*Requirement*: Without the pictures, can you quote each line below exactly?

Records from a data collection
---
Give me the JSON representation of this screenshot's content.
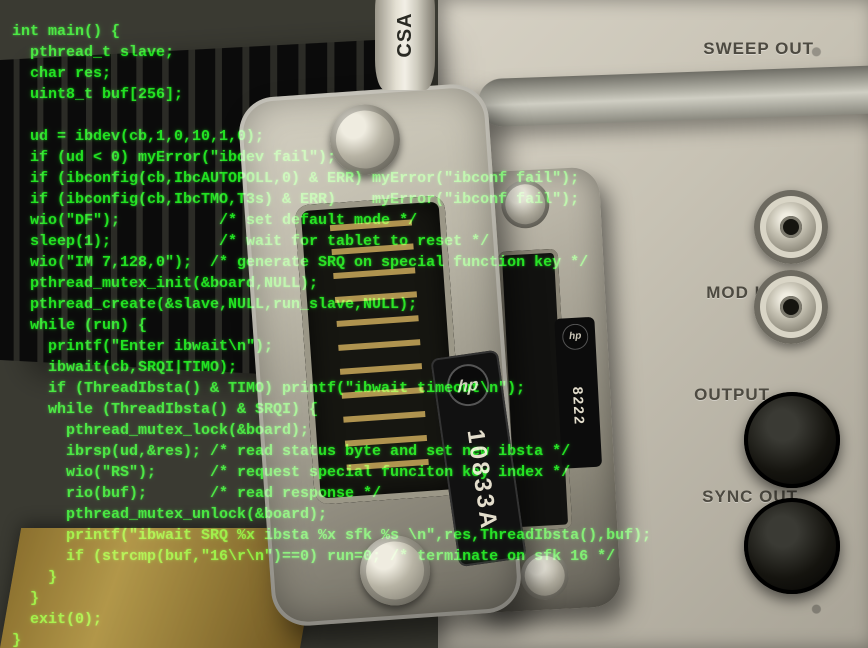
{
  "probe_stamp": "CSA",
  "main_connector_model": "10833A",
  "secondary_connector_model": "8222",
  "panel_labels": {
    "sweep": "SWEEP OUT",
    "mod": "MOD INP",
    "out": "OUTPUT",
    "sync": "SYNC OUT"
  },
  "code_lines": [
    "int main() {",
    "  pthread_t slave;",
    "  char res;",
    "  uint8_t buf[256];",
    "",
    "  ud = ibdev(cb,1,0,10,1,0);",
    "  if (ud < 0) myError(\"ibdev fail\");",
    "  if (ibconfig(cb,IbcAUTOPOLL,0) & ERR) myError(\"ibconf fail\");",
    "  if (ibconfig(cb,IbcTMO,T3s) & ERR)    myError(\"ibconf fail\");",
    "  wio(\"DF\");           /* set default mode */",
    "  sleep(1);            /* wait for tablet to reset */",
    "  wio(\"IM 7,128,0\");  /* generate SRQ on special function key */",
    "  pthread_mutex_init(&board,NULL);",
    "  pthread_create(&slave,NULL,run_slave,NULL);",
    "  while (run) {",
    "    printf(\"Enter ibwait\\n\");",
    "    ibwait(cb,SRQI|TIMO);",
    "    if (ThreadIbsta() & TIMO) printf(\"ibwait timeout\\n\");",
    "    while (ThreadIbsta() & SRQI) {",
    "      pthread_mutex_lock(&board);",
    "      ibrsp(ud,&res); /* read status byte and set new ibsta */",
    "      wio(\"RS\");      /* request special funciton key index */",
    "      rio(buf);       /* read response */",
    "      pthread_mutex_unlock(&board);",
    "      printf(\"ibwait SRQ %x ibsta %x sfk %s \\n\",res,ThreadIbsta(),buf);",
    "      if (strcmp(buf,\"16\\r\\n\")==0) run=0; /* terminate on sfk 16 */",
    "    }",
    "  }",
    "  exit(0);",
    "}"
  ]
}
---
*Solution to this exercise*:
Give me the JSON representation of this screenshot's content.
{
  "probe_stamp": "CSA",
  "main_connector_model": "10833A",
  "secondary_connector_model": "8222",
  "panel_labels": {
    "sweep": "SWEEP OUT",
    "mod": "MOD INP",
    "out": "OUTPUT",
    "sync": "SYNC OUT"
  },
  "code_lines": [
    "int main() {",
    "  pthread_t slave;",
    "  char res;",
    "  uint8_t buf[256];",
    "",
    "  ud = ibdev(cb,1,0,10,1,0);",
    "  if (ud < 0) myError(\"ibdev fail\");",
    "  if (ibconfig(cb,IbcAUTOPOLL,0) & ERR) myError(\"ibconf fail\");",
    "  if (ibconfig(cb,IbcTMO,T3s) & ERR)    myError(\"ibconf fail\");",
    "  wio(\"DF\");           /* set default mode */",
    "  sleep(1);            /* wait for tablet to reset */",
    "  wio(\"IM 7,128,0\");  /* generate SRQ on special function key */",
    "  pthread_mutex_init(&board,NULL);",
    "  pthread_create(&slave,NULL,run_slave,NULL);",
    "  while (run) {",
    "    printf(\"Enter ibwait\\n\");",
    "    ibwait(cb,SRQI|TIMO);",
    "    if (ThreadIbsta() & TIMO) printf(\"ibwait timeout\\n\");",
    "    while (ThreadIbsta() & SRQI) {",
    "      pthread_mutex_lock(&board);",
    "      ibrsp(ud,&res); /* read status byte and set new ibsta */",
    "      wio(\"RS\");      /* request special funciton key index */",
    "      rio(buf);       /* read response */",
    "      pthread_mutex_unlock(&board);",
    "      printf(\"ibwait SRQ %x ibsta %x sfk %s \\n\",res,ThreadIbsta(),buf);",
    "      if (strcmp(buf,\"16\\r\\n\")==0) run=0; /* terminate on sfk 16 */",
    "    }",
    "  }",
    "  exit(0);",
    "}"
  ]
}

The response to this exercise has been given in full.